Launch many “safe-to-try” prototypes

Because you cannot predict the effect of a probe, or an experiment, you will need to launch lots of them, and they need to be “safe-to-try”, meaning: if they fail, they will not irrevocably damage people or the organisation. Think email signatures, not a policy banning “political” conversations at work.

The probes will work together in ways you won’t always be able to unpick and understand, just like a symphony is a relationship between the orchestral players, their instruments and the sounds they make. Together, those interactions create a beautiful experience. Human, supportive, people-centred, equitable, humane organisational development is a symphony of small, safe-to-try probes. Launched by people brave enough to experiment and know by trying.

Thank you to Sonja Blignaut and Dave Snowden, whose brilliant work informs this post.

If you want to see these concepts explored through an extended pasta metaphor (frankly, who wouldn’t?), watch the 10-minute video at the beginning of this post. To understand user-centred design, a different approach to knowing by trying, read my post about prototyping a new appraisals process for a charity.

Emily Bazalgette helps people and teams to be intentional about how they work and develop through organisational design and coaching. She has over 12 years of experience supporting governments, local government, funders and nonprofits. Emily is driven by helping people to organise, collaborate and find belonging in nourishing ways, and believes that we can design equitable, adaptive, regenerative organisations. Alongside consulting and coaching, Emily advocates for people with chronic illnesses.
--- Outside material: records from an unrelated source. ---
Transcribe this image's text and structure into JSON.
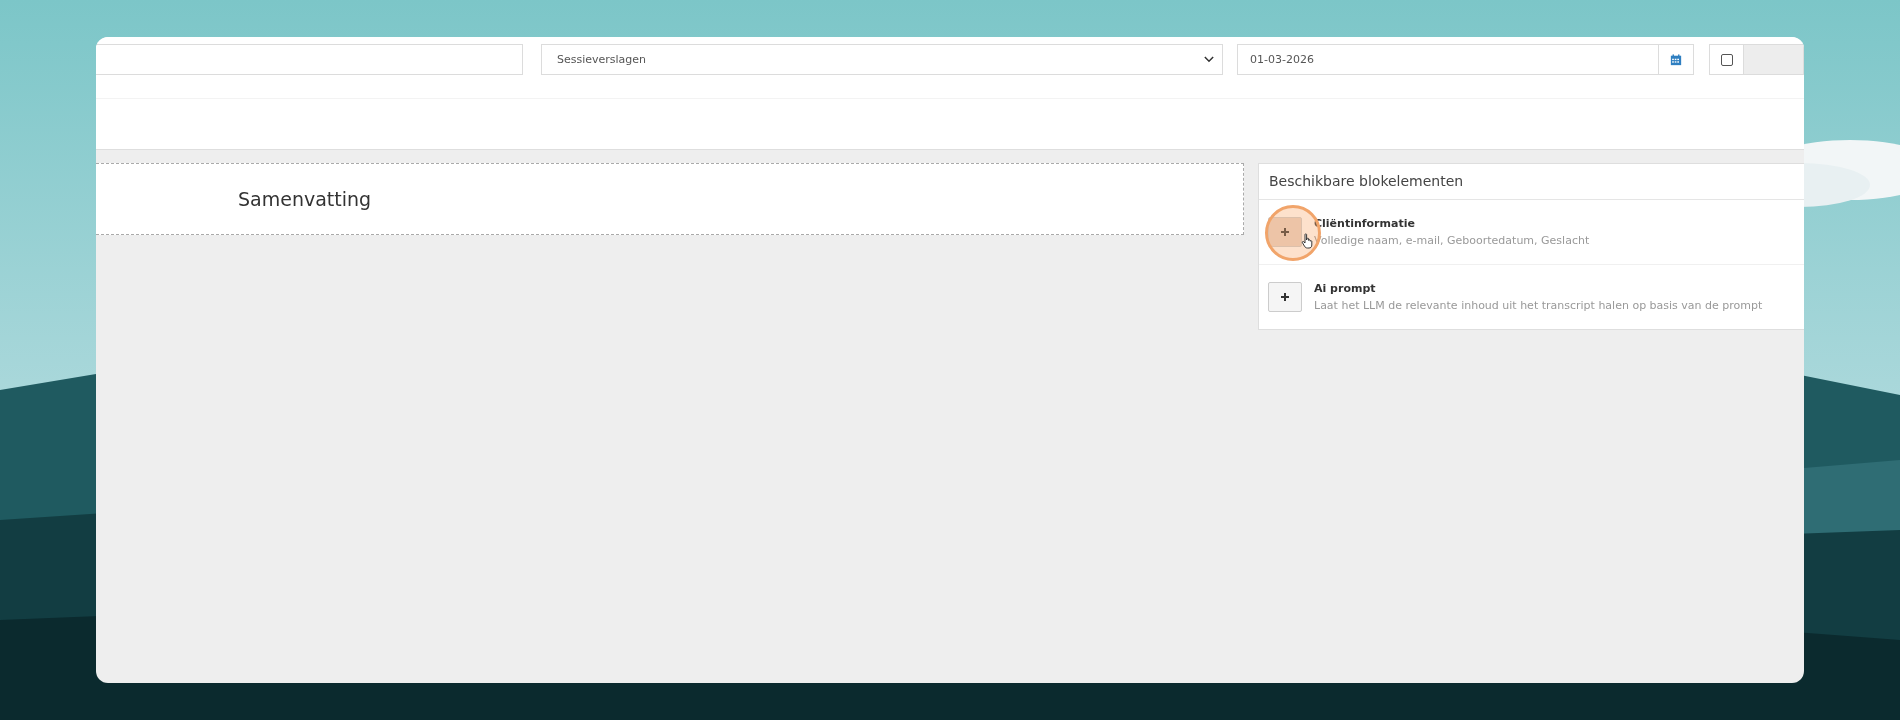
{
  "toolbar": {
    "type_select": {
      "value": "Sessieverslagen"
    },
    "start_date": {
      "value": "01-03-2026"
    },
    "end_date_checkbox": {
      "checked": false
    }
  },
  "template_blocks": [
    {
      "title": "Samenvatting"
    }
  ],
  "available_blocks": {
    "title": "Beschikbare blokelementen",
    "items": [
      {
        "name": "Cliëntinformatie",
        "description": "Volledige naam, e-mail, Geboortedatum, Geslacht",
        "hovered": true
      },
      {
        "name": "Ai prompt",
        "description": "Laat het LLM de relevante inhoud uit het transcript halen op basis van de prompt",
        "hovered": false
      }
    ]
  }
}
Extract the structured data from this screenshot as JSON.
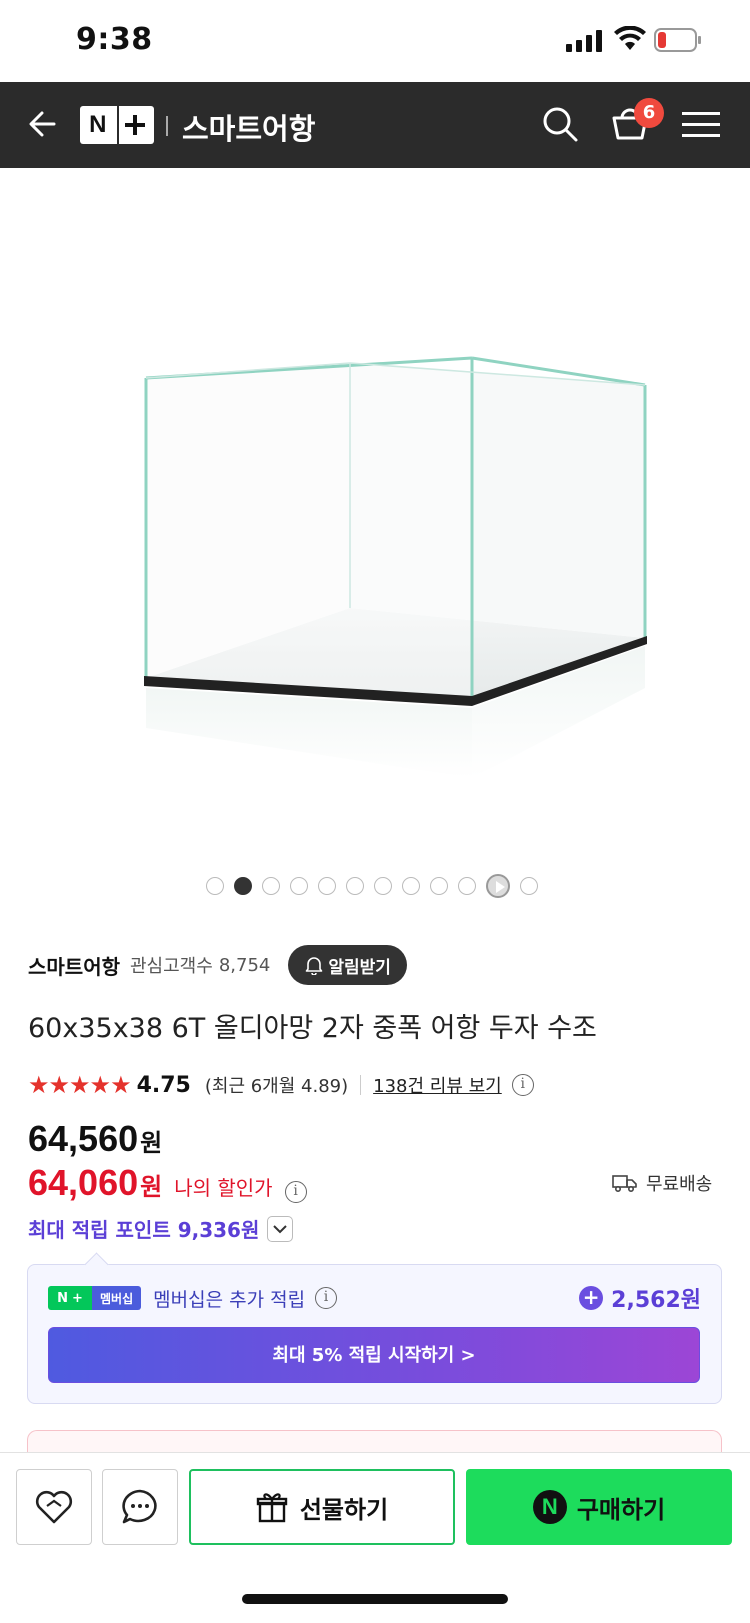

Chronic illness has brought her creativity, adaptability and resilience, gifts she feels lucky to be able to bring to her organisational design consulting and coaching practices.

Emily is proud to have been part of the Patterns for Change project, read more about how the Patterns were developed.



Emily Bazalgette
Patterns for Change

Regenerative organisational desiger. Coach. Grief tender. Writer. Creator of GriefSick: Website: